A quest can be defined as a long or arduous (great labor or effort) search for something; while politicians, advocates and lobbyist spend much time, money and effort in their quest to win us over to a particular candidate or issue, it is also a quest for the voters to bring the election to a close after enduring so many campaign promises and criticism lead by all parties to sway voters in a certain direction; alas, in about five more days, the quest will be over for all in this 2014 mid-term general election. “A quest for leadership and direction in America”.
In St. Lucie County, according to the Supervisor of Elections for St. Lucie, there are 182,866 total registered voters; as of today’s date Oct. 30th a total of 38,399 registered voters have cast their ballots for their choice of those to run the government of the people on the local, state and federal levels. Votes cast to date by mail are 25,658; early voting participation at 12,730 and provisional ballots at 11.
Election day on this coming Tuesday, Nov. 4th should give a big surge in the voter participation for St. Lucie County as many citizens prefer to exercise their right and privilege to vote in person, being very symbolic of the oppression endured in ascertaining, obtaining, and maintaining this freedom to vote for who and what you choose in America to represent the will of the people without any hindrances or obstructions.
Mid-terms are historically known for poor voter turnout but let’s hope the 2014 mid-term general election will exceed expectations!
FYI: What is a Provisional Ballot (According to Florida Statutes)?
A voter who claims to be properly registered in the state and eligible to vote at the precinct but whose eligibility cannot be determined, or a voter whom an election official asserts is not eligible shall be allowed to vote a provisional ballot. A first-time voter, who registered by mail and has not previously provided the required identification to the Supervisor of Elections Office, will be asked to vote a provisional ballot.

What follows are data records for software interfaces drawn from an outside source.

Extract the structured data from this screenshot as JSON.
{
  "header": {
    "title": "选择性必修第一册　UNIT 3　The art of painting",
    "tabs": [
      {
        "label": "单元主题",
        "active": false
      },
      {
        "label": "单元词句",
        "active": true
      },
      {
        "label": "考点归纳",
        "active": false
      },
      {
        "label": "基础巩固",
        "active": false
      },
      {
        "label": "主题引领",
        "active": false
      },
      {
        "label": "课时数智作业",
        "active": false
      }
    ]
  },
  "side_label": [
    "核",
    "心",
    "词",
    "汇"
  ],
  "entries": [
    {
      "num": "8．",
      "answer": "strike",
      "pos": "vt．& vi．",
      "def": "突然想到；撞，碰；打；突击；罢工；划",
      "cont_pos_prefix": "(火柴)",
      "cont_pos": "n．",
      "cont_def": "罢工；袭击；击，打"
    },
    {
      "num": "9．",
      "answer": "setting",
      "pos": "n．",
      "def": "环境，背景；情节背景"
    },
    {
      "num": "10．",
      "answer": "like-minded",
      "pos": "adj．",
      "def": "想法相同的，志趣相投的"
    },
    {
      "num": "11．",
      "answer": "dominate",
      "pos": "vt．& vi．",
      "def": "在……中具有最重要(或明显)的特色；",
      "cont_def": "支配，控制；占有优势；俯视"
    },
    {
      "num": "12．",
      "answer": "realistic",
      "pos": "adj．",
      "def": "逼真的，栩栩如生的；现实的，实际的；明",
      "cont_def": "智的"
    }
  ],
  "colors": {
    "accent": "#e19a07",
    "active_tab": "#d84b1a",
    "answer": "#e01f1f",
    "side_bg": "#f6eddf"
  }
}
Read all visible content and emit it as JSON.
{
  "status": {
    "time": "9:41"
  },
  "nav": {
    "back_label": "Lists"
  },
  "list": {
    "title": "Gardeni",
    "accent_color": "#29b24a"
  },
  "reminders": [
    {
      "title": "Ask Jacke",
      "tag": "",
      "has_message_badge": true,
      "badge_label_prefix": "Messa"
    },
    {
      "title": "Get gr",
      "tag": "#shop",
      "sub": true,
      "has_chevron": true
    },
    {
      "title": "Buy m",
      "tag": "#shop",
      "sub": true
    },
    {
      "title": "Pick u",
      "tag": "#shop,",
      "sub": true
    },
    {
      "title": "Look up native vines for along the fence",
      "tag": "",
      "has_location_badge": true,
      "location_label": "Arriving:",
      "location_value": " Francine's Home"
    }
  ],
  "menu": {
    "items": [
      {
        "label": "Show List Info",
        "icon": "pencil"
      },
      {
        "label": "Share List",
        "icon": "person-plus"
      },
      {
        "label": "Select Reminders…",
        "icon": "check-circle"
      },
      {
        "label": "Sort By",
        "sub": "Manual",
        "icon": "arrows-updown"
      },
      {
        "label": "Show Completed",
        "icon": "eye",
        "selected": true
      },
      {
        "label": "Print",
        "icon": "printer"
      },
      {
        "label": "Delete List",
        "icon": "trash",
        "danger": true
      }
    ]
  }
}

If your eligibility to vote cannot be determined, you will be allowed to vote a provisional ballot but residence address must be within the precinct in which you vote. A person casting a provisional ballot may present written evidence supporting his or her eligibility to vote to the Supervisor of Elections by no later than 5:00 p.m. on the second day following an election. At the time of voting, all provisional ballot voters are to be given a written notice of rights including whether or not he or she has to present further evidence of eligibility and how to find out if his or her provisional ballot was counted, and if not the reason(s) why.
If you voted a provisional ballot solely because you did not bring photo and signature identification to the polls, you do not have to present further evidence of eligibility. The local canvassing board will simply compare your signature on the provisional ballot certificate with your signature on the voter registration record. If the signatures match, your provisional ballot will count.
Rule 1S-2.037 (1), Florida Administrative Code, and section 101.048 (5), F. S.
(101. 048, Florida Statutes)
REF: St. Lucie County Supervisor of Elections website